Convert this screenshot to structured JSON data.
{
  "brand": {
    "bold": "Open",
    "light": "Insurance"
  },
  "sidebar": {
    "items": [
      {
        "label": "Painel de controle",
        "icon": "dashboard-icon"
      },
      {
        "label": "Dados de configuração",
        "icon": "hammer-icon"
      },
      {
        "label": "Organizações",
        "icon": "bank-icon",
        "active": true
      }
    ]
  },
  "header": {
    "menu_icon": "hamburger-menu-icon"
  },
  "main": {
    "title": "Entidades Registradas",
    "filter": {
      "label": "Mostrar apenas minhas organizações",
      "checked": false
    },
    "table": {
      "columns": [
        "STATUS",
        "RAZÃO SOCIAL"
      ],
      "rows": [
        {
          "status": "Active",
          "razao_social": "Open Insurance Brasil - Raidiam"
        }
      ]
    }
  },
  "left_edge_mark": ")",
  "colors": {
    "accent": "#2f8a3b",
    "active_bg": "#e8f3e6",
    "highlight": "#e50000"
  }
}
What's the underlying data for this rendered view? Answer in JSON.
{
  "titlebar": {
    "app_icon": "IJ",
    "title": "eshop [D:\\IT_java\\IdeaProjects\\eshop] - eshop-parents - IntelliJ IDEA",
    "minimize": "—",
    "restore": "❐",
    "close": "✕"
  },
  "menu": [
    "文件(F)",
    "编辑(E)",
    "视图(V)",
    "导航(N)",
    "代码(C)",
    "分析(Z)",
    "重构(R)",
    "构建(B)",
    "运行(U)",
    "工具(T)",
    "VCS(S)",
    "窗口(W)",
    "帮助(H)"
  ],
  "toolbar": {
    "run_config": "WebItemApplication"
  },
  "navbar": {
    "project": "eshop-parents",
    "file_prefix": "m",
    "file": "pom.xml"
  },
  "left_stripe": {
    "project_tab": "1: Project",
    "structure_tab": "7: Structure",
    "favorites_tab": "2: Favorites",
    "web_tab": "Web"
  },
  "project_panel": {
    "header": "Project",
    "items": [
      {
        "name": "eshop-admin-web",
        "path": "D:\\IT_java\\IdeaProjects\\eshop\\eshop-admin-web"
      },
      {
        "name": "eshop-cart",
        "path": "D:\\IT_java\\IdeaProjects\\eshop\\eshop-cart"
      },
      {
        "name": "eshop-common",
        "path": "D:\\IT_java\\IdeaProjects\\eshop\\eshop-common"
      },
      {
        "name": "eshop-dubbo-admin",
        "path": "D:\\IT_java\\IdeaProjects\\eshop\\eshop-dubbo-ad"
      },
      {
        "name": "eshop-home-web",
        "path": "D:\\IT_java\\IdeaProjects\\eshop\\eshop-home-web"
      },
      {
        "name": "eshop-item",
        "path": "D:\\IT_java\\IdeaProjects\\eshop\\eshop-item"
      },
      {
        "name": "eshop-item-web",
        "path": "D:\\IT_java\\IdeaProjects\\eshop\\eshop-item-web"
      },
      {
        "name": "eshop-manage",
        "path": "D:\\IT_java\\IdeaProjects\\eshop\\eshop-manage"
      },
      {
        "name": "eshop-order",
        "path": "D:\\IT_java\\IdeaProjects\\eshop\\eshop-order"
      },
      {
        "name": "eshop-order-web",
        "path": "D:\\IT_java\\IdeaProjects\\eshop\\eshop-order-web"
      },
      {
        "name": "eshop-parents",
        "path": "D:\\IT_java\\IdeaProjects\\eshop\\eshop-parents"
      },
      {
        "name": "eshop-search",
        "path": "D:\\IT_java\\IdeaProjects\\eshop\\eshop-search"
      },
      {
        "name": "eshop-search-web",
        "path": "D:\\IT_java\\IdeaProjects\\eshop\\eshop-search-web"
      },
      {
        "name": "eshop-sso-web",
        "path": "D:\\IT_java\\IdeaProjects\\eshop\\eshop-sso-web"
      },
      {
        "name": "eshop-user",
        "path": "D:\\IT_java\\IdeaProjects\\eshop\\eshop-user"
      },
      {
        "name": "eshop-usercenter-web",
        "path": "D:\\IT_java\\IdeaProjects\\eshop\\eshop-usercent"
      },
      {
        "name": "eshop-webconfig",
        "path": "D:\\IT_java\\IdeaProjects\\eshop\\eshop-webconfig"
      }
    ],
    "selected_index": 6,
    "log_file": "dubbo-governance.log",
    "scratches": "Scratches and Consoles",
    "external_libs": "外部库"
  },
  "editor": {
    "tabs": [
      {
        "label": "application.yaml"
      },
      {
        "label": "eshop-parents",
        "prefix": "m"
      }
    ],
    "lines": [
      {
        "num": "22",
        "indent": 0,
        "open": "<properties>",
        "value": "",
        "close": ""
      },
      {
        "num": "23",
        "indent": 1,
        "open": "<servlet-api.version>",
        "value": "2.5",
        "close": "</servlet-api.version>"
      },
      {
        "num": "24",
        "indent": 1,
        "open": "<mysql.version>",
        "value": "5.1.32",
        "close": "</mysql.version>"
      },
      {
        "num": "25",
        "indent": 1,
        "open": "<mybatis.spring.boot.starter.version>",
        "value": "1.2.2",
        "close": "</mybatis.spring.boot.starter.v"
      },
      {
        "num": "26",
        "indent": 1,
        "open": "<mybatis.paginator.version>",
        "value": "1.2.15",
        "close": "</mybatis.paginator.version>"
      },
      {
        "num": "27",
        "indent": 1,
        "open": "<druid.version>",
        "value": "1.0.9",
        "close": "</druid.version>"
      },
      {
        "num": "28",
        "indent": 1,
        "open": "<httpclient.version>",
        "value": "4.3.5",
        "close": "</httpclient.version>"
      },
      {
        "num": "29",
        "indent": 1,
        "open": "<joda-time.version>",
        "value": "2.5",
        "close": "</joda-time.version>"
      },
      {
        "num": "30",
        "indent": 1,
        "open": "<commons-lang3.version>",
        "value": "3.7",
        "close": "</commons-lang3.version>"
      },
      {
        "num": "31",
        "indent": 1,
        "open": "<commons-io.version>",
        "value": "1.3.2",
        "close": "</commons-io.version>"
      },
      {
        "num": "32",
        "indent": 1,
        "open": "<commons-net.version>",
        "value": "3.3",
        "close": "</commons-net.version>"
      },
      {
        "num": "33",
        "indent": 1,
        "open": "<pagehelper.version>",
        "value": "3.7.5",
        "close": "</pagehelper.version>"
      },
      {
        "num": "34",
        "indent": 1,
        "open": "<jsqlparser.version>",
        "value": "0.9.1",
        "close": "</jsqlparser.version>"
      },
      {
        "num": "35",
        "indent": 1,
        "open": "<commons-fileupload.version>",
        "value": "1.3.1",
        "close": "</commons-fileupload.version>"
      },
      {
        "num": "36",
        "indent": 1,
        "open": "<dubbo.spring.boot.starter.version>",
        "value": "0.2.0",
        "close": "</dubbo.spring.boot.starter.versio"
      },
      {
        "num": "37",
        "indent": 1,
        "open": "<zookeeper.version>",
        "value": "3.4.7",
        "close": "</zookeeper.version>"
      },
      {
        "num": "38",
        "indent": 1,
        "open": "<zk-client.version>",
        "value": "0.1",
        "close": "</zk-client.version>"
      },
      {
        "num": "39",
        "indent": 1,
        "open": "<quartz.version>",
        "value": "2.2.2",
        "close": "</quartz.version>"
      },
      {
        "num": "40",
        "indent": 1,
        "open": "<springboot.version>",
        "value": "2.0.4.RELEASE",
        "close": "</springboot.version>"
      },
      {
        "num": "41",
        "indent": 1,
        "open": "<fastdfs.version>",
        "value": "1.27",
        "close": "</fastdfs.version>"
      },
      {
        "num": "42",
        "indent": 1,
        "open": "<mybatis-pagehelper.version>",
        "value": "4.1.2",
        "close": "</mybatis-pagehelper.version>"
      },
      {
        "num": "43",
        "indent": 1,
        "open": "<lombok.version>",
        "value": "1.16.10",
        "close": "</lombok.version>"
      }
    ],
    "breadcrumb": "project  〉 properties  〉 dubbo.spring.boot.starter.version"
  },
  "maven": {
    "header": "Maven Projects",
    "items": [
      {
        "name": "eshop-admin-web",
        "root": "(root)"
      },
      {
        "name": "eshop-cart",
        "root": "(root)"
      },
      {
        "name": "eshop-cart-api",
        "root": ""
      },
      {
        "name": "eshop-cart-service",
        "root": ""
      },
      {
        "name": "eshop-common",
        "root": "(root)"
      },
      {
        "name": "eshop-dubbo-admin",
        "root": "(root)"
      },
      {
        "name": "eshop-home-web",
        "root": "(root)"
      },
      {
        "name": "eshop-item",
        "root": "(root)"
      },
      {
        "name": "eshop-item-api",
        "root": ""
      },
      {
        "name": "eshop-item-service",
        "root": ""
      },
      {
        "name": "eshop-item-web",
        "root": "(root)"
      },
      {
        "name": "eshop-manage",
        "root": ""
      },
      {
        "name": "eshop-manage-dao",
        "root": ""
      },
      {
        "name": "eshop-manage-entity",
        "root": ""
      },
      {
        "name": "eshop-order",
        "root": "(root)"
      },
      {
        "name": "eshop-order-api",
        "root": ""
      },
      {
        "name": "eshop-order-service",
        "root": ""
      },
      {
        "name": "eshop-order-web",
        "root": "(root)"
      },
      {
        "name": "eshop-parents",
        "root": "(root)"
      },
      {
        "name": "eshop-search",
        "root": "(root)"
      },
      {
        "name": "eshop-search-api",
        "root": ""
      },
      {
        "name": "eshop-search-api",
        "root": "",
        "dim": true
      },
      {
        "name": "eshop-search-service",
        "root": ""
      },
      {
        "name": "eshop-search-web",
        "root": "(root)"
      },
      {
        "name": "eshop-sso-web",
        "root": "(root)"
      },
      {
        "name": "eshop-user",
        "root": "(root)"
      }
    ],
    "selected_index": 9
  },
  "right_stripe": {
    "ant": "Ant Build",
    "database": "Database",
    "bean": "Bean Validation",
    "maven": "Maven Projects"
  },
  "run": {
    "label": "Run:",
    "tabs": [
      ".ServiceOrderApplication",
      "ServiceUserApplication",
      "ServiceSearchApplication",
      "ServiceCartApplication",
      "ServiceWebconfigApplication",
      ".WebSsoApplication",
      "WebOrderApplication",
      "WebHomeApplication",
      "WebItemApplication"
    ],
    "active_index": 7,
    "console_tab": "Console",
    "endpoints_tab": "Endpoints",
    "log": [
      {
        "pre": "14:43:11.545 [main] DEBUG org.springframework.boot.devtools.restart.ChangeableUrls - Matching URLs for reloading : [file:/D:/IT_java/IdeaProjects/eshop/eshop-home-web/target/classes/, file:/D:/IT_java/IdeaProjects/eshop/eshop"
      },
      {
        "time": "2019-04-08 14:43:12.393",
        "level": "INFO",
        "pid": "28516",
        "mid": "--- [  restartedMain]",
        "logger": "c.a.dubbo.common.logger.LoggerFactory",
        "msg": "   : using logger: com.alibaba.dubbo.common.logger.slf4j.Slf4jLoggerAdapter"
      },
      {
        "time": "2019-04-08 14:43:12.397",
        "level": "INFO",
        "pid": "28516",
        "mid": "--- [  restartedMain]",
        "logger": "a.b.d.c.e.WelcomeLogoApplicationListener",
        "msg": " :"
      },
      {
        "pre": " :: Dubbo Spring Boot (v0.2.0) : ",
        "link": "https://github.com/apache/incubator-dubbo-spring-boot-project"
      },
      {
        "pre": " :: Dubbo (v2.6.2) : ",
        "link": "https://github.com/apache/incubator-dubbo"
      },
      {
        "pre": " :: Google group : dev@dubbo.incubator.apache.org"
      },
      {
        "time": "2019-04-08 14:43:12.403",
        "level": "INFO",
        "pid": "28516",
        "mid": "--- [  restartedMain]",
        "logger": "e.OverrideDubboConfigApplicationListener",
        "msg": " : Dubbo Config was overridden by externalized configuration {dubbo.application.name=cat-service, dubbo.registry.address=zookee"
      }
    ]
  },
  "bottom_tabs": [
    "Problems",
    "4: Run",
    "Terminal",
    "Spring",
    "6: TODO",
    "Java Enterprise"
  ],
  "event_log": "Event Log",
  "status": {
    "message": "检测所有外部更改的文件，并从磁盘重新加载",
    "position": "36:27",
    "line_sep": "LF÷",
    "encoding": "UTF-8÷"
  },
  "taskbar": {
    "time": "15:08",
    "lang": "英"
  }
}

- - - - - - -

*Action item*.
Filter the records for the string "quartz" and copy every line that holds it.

*Solution for this problem*.
        "open": "<quartz.version>",
        "close": "</quartz.version>"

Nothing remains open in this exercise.